(MATERIALS PROVIDED begins)

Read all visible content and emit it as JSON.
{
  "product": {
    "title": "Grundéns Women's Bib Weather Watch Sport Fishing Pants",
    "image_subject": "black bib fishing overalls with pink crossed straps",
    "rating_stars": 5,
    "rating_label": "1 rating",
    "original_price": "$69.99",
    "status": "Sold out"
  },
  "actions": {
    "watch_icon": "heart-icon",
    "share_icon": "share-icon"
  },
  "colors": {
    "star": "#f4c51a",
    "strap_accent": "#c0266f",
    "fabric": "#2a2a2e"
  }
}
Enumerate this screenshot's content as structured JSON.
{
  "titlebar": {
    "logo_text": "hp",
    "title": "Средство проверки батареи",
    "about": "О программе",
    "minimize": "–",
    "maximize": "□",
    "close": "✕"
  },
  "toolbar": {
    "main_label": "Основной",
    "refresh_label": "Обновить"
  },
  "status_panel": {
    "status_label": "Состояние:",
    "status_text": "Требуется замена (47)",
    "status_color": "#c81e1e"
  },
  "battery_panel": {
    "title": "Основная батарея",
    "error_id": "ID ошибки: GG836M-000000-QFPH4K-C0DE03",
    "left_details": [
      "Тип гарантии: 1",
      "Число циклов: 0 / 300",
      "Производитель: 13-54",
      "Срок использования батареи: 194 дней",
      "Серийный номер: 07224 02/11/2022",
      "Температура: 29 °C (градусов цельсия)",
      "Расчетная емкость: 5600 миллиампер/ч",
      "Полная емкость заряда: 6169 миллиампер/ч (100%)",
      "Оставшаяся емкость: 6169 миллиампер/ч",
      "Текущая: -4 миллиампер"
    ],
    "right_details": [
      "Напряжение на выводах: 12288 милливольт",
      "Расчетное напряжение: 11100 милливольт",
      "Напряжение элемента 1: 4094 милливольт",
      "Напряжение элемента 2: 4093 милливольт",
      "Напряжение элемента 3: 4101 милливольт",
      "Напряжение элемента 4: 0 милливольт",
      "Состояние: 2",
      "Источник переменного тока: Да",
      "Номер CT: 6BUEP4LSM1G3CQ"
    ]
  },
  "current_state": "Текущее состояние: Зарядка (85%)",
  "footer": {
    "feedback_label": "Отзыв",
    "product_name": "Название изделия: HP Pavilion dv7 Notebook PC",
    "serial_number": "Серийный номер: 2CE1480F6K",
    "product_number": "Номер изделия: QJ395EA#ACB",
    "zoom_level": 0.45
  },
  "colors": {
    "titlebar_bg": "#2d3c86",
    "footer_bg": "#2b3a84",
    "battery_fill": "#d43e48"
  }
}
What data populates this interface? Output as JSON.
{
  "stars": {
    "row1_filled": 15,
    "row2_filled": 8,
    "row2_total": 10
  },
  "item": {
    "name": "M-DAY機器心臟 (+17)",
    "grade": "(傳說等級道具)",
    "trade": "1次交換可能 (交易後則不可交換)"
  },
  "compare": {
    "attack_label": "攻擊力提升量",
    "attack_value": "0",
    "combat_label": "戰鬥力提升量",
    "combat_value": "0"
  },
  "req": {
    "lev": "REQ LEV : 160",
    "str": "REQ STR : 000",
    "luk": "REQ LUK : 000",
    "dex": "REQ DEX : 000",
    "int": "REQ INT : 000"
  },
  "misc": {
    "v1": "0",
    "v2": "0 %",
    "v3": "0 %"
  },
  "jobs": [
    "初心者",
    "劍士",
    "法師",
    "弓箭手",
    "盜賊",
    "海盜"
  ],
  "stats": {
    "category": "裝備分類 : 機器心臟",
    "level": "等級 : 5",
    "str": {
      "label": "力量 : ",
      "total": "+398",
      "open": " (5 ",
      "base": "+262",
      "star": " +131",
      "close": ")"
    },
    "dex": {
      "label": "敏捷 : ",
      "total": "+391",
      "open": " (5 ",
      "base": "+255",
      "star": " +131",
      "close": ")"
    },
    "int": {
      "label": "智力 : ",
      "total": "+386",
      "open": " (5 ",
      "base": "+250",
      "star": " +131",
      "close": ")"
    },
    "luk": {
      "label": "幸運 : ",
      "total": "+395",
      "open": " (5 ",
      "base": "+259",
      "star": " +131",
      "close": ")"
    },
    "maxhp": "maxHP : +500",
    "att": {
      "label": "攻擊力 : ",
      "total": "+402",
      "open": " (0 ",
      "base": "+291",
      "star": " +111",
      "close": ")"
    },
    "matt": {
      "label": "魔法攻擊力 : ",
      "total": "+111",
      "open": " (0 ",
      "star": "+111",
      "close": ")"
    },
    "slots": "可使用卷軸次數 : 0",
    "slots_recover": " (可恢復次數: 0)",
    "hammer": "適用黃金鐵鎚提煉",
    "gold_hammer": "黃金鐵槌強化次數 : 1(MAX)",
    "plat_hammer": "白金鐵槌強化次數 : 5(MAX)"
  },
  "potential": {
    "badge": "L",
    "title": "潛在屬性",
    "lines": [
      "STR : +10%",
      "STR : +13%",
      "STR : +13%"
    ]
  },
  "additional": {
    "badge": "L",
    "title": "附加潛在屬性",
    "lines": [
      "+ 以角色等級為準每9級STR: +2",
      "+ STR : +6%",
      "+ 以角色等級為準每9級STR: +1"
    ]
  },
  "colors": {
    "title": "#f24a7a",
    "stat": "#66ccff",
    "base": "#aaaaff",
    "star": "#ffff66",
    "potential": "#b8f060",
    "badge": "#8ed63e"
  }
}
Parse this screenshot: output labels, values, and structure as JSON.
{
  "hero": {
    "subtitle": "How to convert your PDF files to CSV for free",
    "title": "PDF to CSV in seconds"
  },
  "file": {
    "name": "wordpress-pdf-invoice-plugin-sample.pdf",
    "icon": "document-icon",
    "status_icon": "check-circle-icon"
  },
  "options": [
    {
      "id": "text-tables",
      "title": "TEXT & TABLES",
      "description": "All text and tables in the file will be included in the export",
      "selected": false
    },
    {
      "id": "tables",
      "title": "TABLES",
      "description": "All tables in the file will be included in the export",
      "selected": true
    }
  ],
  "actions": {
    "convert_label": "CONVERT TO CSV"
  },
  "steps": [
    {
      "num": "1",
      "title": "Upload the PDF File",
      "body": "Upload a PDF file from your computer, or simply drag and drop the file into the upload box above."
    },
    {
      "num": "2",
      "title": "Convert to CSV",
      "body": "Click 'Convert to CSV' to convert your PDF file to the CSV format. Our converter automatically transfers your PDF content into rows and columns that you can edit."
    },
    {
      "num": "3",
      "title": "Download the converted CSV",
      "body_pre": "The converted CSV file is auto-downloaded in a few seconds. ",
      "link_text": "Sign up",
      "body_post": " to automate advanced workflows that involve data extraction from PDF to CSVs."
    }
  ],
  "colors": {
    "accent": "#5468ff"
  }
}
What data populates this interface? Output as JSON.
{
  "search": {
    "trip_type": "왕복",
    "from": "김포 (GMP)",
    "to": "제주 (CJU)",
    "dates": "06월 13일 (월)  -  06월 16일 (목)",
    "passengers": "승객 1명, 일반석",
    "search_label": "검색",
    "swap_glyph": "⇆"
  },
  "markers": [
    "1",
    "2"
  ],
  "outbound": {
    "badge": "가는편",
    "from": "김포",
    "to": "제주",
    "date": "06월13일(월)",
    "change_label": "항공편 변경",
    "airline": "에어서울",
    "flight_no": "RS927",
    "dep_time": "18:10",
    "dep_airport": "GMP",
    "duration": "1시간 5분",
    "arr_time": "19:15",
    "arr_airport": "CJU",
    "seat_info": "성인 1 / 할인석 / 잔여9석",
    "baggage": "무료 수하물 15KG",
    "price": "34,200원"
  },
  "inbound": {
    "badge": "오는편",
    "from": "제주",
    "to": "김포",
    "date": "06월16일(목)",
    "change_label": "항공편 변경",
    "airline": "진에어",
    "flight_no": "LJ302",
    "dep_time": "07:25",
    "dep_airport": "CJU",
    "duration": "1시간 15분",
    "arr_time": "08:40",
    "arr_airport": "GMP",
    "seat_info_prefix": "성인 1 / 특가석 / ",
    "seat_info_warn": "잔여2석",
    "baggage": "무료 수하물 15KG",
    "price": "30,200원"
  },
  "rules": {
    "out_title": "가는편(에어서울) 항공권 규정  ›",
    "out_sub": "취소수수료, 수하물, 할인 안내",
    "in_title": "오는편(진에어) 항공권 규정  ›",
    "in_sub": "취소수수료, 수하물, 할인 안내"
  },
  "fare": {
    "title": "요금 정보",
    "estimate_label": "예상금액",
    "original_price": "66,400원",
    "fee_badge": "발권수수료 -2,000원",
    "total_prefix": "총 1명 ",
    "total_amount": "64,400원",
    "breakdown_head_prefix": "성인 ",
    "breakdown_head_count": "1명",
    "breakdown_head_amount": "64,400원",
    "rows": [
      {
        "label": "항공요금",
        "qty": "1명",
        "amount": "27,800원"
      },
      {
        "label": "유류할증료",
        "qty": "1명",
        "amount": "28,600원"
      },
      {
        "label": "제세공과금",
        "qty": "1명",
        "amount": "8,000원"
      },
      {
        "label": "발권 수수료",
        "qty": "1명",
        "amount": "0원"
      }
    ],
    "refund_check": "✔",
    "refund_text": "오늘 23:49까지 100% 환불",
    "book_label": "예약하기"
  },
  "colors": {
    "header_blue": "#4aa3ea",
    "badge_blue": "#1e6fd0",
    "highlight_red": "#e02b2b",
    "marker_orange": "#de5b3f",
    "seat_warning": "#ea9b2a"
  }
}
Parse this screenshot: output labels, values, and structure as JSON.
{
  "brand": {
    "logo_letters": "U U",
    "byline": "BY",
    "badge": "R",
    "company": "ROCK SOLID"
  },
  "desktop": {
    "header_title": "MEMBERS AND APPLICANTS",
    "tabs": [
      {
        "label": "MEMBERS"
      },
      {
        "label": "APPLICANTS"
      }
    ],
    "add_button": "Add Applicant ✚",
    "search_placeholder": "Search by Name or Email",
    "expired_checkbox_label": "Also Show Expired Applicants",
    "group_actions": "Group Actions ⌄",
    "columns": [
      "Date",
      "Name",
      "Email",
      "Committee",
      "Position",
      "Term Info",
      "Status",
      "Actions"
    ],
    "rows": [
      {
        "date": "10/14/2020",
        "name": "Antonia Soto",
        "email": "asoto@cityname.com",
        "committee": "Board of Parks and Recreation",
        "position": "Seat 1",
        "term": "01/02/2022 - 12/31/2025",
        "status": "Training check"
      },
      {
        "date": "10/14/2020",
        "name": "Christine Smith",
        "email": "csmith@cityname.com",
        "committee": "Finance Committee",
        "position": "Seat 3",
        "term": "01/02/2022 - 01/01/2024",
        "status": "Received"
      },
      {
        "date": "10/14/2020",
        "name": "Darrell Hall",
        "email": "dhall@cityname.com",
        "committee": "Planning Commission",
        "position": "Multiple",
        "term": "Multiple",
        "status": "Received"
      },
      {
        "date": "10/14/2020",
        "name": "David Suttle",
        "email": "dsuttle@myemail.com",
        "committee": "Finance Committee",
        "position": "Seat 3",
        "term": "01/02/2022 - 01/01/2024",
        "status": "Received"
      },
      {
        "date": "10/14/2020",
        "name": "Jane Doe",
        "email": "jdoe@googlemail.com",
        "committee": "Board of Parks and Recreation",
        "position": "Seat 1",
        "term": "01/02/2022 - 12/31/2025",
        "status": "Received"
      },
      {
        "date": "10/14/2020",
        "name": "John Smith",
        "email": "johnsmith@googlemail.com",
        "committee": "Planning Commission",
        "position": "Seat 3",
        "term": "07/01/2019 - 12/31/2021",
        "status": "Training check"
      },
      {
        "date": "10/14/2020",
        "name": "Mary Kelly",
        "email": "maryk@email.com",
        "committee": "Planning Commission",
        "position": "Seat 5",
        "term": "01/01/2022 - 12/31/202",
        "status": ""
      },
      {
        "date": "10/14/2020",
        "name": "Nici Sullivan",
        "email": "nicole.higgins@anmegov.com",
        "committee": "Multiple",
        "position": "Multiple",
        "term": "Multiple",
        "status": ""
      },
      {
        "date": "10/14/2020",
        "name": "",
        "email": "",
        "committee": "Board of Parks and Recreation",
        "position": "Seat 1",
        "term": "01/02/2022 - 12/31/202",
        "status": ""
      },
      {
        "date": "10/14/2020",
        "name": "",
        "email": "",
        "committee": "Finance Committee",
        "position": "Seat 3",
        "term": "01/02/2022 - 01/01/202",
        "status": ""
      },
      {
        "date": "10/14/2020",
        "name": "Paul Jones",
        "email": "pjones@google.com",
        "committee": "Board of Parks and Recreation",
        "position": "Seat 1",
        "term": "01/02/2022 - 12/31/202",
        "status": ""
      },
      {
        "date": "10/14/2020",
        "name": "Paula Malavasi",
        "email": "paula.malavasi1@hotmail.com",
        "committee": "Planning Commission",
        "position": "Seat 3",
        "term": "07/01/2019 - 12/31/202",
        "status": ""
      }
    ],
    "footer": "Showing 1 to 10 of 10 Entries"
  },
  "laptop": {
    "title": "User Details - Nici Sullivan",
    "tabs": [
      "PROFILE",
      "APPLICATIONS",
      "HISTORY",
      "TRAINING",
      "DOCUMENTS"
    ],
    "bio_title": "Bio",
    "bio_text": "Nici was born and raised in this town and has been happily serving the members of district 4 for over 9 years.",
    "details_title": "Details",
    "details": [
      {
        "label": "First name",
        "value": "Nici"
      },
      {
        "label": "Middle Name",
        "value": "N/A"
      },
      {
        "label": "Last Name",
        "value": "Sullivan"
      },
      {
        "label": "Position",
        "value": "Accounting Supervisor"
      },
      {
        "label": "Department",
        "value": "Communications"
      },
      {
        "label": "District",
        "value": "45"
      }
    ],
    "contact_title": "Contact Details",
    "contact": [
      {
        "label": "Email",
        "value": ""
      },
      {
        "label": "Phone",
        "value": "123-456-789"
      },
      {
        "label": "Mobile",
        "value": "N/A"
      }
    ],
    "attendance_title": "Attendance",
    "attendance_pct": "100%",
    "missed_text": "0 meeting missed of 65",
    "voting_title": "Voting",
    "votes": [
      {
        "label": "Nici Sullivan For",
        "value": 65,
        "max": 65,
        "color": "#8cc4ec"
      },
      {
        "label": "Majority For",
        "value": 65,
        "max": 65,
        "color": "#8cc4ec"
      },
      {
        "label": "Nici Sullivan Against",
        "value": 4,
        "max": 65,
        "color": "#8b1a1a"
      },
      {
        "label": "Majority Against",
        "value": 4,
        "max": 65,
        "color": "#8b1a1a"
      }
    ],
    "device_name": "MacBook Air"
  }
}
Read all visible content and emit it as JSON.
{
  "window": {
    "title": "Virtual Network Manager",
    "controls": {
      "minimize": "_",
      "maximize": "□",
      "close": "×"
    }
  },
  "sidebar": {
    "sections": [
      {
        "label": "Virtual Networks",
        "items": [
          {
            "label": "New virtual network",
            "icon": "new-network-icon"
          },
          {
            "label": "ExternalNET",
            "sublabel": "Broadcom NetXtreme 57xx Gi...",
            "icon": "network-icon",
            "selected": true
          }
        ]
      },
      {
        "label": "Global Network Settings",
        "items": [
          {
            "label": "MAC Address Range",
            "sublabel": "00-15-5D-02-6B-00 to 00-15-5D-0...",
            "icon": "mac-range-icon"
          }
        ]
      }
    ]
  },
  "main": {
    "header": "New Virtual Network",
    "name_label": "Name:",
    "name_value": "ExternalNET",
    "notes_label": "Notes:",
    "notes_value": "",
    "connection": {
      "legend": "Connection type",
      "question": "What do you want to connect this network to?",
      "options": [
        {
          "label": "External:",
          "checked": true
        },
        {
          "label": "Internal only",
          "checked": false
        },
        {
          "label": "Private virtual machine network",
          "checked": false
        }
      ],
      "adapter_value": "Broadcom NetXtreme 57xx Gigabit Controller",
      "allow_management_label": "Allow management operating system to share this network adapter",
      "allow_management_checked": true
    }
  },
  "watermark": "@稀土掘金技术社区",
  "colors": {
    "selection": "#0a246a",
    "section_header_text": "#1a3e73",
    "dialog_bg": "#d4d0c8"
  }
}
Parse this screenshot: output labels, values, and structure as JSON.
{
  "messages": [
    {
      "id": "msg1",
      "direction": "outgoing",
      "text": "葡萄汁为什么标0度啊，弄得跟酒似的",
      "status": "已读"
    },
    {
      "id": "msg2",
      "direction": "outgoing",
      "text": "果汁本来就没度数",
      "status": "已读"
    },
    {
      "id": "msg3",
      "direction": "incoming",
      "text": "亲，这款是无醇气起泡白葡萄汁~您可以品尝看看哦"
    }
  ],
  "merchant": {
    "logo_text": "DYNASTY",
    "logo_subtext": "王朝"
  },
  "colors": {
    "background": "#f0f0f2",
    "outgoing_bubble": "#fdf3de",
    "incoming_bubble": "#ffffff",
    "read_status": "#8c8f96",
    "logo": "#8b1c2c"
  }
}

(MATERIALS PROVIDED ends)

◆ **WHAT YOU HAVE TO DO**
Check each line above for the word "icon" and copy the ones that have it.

◆ **EXPECTED OUTPUT**
    "watch_icon": "heart-icon",
    "share_icon": "share-icon"
    "icon": "document-icon",
    "status_icon": "check-circle-icon"
            "icon": "new-network-icon"
            "icon": "network-icon",
            "icon": "mac-range-icon"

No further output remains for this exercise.